Dartmoor 2010

A glorious autumn weekend up on Dartmoor, staying in a bunkhouse near the East Dart River and enjoying the moor with a group of mates. We met up in the Warren House Inn on Friday evening and were out hiking all day Saturday. There was hardly anyone else out on the moor despite the fine weather, a sharp contrast to the traffc on the roads! I enjoyed a couple of fantastic sunrises and a couple of short night hikes under the harvest Full Moon.

The journey down was dreadful, probably my worst and longest car trip down to Devon ever. Lots of traffic on the A303 from Stonehenge onwards, a couple of accidents on the dual carriageway stretches but finally Exeter and the supermarket at Alphington Road that is still being refurbished.

The skies were clearing as dusk fell and, as I was late, I met the guys in the Warren House Inn rather than at the bunkhouse. Rabbit pie was good and it was fully dark when I finally got to the bunkhouse to enjoy some cans around the wood stove. Great to be out of The Smoke of London and great to be with a group of mates, half of whom I know already and half only through internet messages.
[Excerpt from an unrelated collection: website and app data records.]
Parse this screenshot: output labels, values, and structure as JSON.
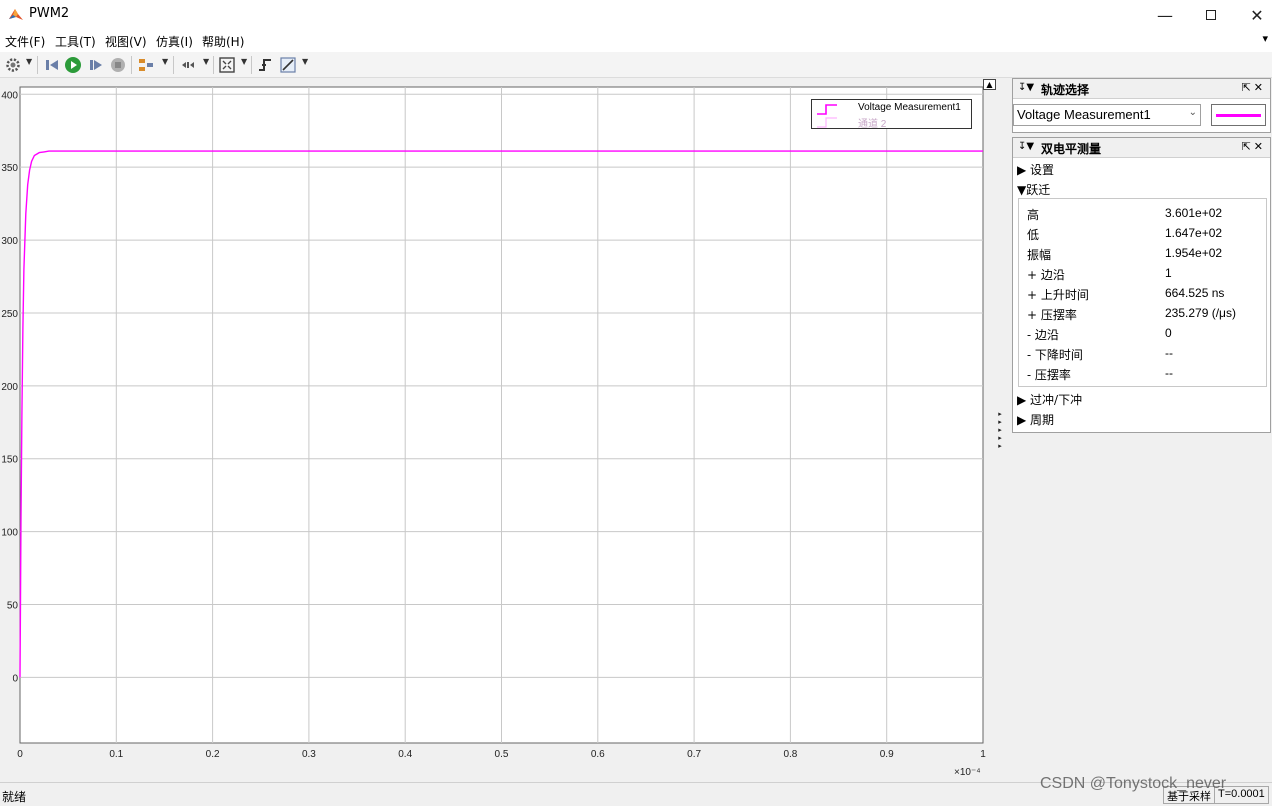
{
  "window": {
    "title": "PWM2"
  },
  "menu": {
    "items": [
      "文件(F)",
      "工具(T)",
      "视图(V)",
      "仿真(I)",
      "帮助(H)"
    ],
    "overflow": "▾"
  },
  "toolbar": {
    "buttons": [
      "settings-icon",
      "step-back-icon",
      "run-icon",
      "step-forward-icon",
      "stop-icon",
      "highlight-icon",
      "zoom-cursor-icon",
      "fit-axes-icon",
      "triggers-icon",
      "measurements-icon"
    ]
  },
  "plot": {
    "x_multiplier": "×10⁻⁴",
    "line_color": "#ff00ff"
  },
  "chart_data": {
    "type": "line",
    "xlim": [
      0,
      1
    ],
    "ylim": [
      -45,
      405
    ],
    "x_ticks": [
      "0",
      "0.1",
      "0.2",
      "0.3",
      "0.4",
      "0.5",
      "0.6",
      "0.7",
      "0.8",
      "0.9",
      "1"
    ],
    "x_tick_values": [
      0,
      0.1,
      0.2,
      0.3,
      0.4,
      0.5,
      0.6,
      0.7,
      0.8,
      0.9,
      1
    ],
    "y_ticks": [
      "0",
      "50",
      "100",
      "150",
      "200",
      "250",
      "300",
      "350",
      "400"
    ],
    "y_tick_values": [
      0,
      50,
      100,
      150,
      200,
      250,
      300,
      350,
      400
    ],
    "grid": true,
    "legend_position": "top-right",
    "series": [
      {
        "name": "Voltage Measurement1",
        "color": "#ff00ff",
        "x": [
          0,
          0.001,
          0.002,
          0.003,
          0.004,
          0.006,
          0.008,
          0.01,
          0.012,
          0.015,
          0.02,
          0.025,
          0.03,
          0.04,
          0.05,
          0.1,
          0.2,
          0.3,
          0.4,
          0.5,
          0.6,
          0.7,
          0.8,
          0.9,
          1
        ],
        "y": [
          0,
          110,
          180,
          240,
          280,
          318,
          338,
          348,
          354,
          358,
          360,
          360.5,
          361,
          361,
          361,
          361,
          361,
          361,
          361,
          361,
          361,
          361,
          361,
          361,
          361
        ]
      },
      {
        "name": "通道 2",
        "color": "#ffb3ff",
        "x": [],
        "y": []
      }
    ]
  },
  "trace_panel": {
    "title": "轨迹选择",
    "selected": "Voltage Measurement1",
    "color": "#ff00ff"
  },
  "meas_panel": {
    "title": "双电平测量",
    "sections": {
      "settings": "▶ 设置",
      "transitions": "▼跃迁",
      "overshoot": "▶ 过冲/下冲",
      "period": "▶ 周期"
    },
    "rows": [
      {
        "label": "高",
        "value": "3.601e+02"
      },
      {
        "label": "低",
        "value": "1.647e+02"
      },
      {
        "label": "振幅",
        "value": "1.954e+02"
      },
      {
        "label": "+ 边沿",
        "value": "1"
      },
      {
        "label": "+ 上升时间",
        "value": "664.525 ns"
      },
      {
        "label": "+ 压摆率",
        "value": "235.279 (/μs)"
      },
      {
        "label": "- 边沿",
        "value": "0"
      },
      {
        "label": "- 下降时间",
        "value": "--"
      },
      {
        "label": "- 压摆率",
        "value": "--"
      }
    ]
  },
  "status": {
    "ready": "就绪",
    "mode": "基于采样",
    "time": "T=0.0001"
  },
  "watermark": "CSDN @Tonystock_never"
}
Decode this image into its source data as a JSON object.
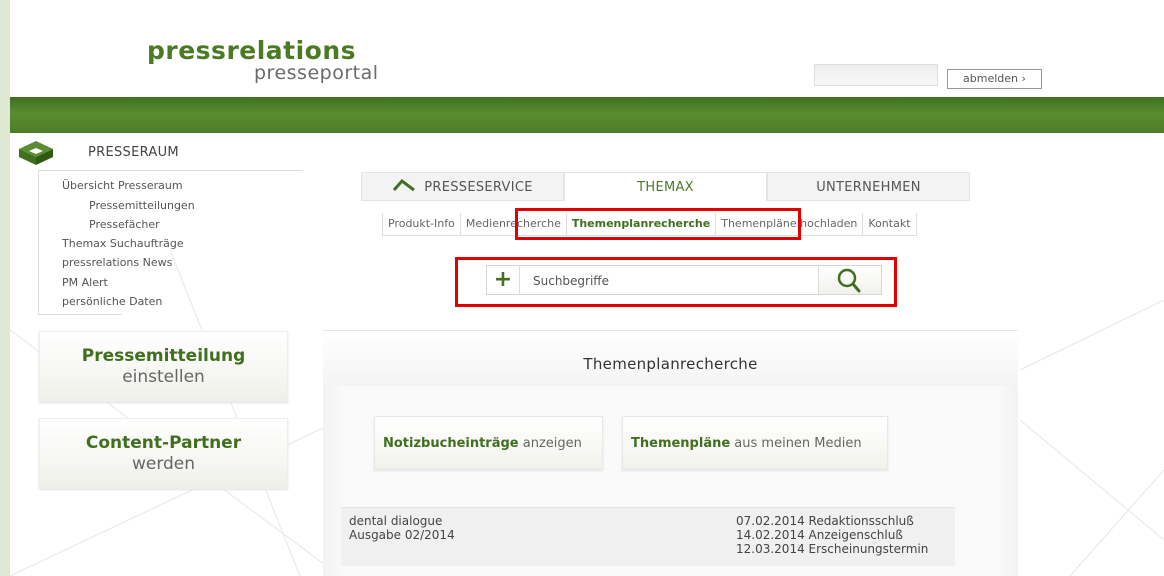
{
  "header": {
    "logo_main": "pressrelations",
    "logo_sub": "presseportal",
    "logout_label": "abmelden ›"
  },
  "left": {
    "section_title": "PRESSERAUM",
    "nav": [
      {
        "label": "Übersicht Presseraum"
      },
      {
        "label": "Pressemitteilungen"
      },
      {
        "label": "Pressefächer"
      },
      {
        "label": "Themax Suchaufträge"
      },
      {
        "label": "pressrelations News"
      },
      {
        "label": "PM Alert"
      },
      {
        "label": "persönliche Daten"
      }
    ],
    "promo1": {
      "line1": "Pressemitteilung",
      "line2": "einstellen"
    },
    "promo2": {
      "line1": "Content-Partner",
      "line2": "werden"
    }
  },
  "tabs": [
    {
      "label": "PRESSESERVICE"
    },
    {
      "label": "THEMAX"
    },
    {
      "label": "UNTERNEHMEN"
    }
  ],
  "subnav": [
    {
      "label": "Produkt-Info"
    },
    {
      "label": "Medienrecherche"
    },
    {
      "label": "Themenplanrecherche"
    },
    {
      "label": "Themenpläne hochladen"
    },
    {
      "label": "Kontakt"
    }
  ],
  "search": {
    "placeholder": "Suchbegriffe"
  },
  "content": {
    "title": "Themenplanrecherche",
    "btn1": {
      "bold": "Notizbucheinträge",
      "rest": " anzeigen"
    },
    "btn2": {
      "bold": "Themenpläne",
      "rest": " aus meinen Medien"
    },
    "entry": {
      "name": "dental dialogue",
      "issue": "Ausgabe 02/2014",
      "dates": [
        "07.02.2014 Redaktionsschluß",
        "14.02.2014 Anzeigenschluß",
        "12.03.2014 Erscheinungstermin"
      ]
    }
  },
  "colors": {
    "brand_green": "#4a7a22",
    "highlight_red": "#e00000",
    "outer_bg": "#dfe8d3"
  }
}
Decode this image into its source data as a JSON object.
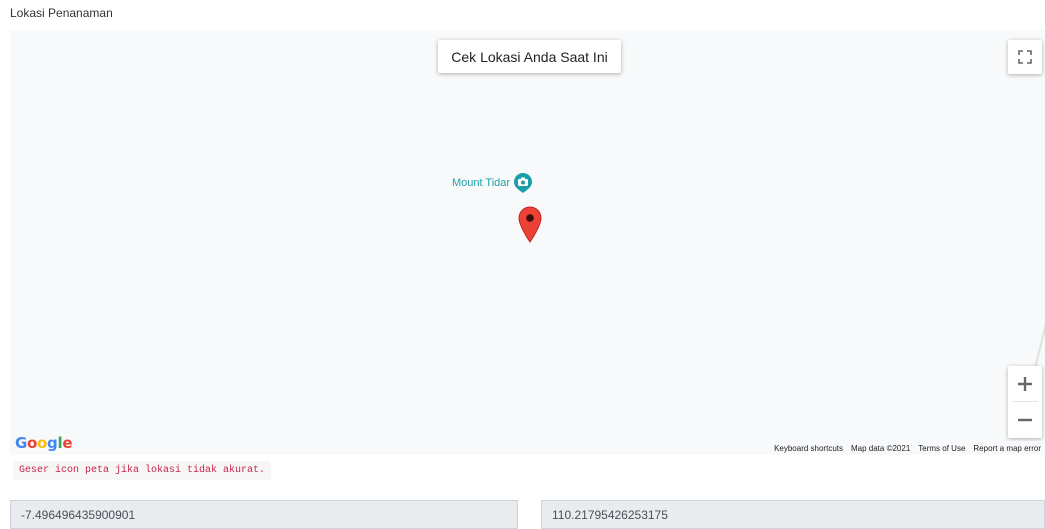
{
  "form": {
    "location_label": "Lokasi Penanaman",
    "hint": "Geser icon peta jika lokasi tidak akurat.",
    "latitude_value": "-7.496496435900901",
    "longitude_value": "110.21795426253175"
  },
  "map": {
    "current_location_button": "Cek Lokasi Anda Saat Ini",
    "poi_label": "Mount Tidar",
    "logo": "Google",
    "attribution": {
      "shortcuts": "Keyboard shortcuts",
      "map_data": "Map data ©2021",
      "terms": "Terms of Use",
      "report": "Report a map error"
    },
    "icons": {
      "fullscreen": "fullscreen-icon",
      "marker": "map-marker-icon",
      "poi": "camera-poi-icon",
      "zoom_in": "plus-icon",
      "zoom_out": "minus-icon"
    },
    "colors": {
      "marker": "#ea4335",
      "poi": "#1a9fa8",
      "hint_text": "#c7254e"
    }
  }
}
We were awoken in the middle of the night by a nearly full moon shining through the skylights. Going outside, the stars and planets were showing good and bright through the still night air. Reassured, back to sleep.

Dawn found me outside with my camera enjoying the light show in the sky and the sound show as the animals sensed the start of another day. The line of fiery red sunlight crept down from the surrounding tors, building in brightness and getting more white as it progressed.

Back at the bunkhouse, Scott was cooking up a tasty breakfast of bacon and eggs from his own Rhode Island Red hens.

We went out for a long hike over the moor, setting out from the bunkhouse in sunshine though there was a bit of a brisk wind from the North. Round to the very pretty valley of the East Dart river and then upstream towards the Grey Wethers double stone circle.

Then a route heading back across the moor, which needs compass navigation; it was satisfying to find the landmarks coming in to view directly in front of us and good practice of my navigation skills, even though this was brilliant autumn weather. We found the waterfall high up in the East Dart River deep in the moor and something like eight tors, depending on what you count as a tor.

Weary boots back at the bunkhouse and many tired but happy faces. Some one later nicely mentioned me in his email thanking all, specially John for making it a lot safer and a lot more challenging.

Evening meal, a lot of bunkhouse chat and camaraderie, some went out for an evening hike in the light of the harvest full moon, a couple of us went out in the middle of the night and some shorter hikes on Sunday before heading back home.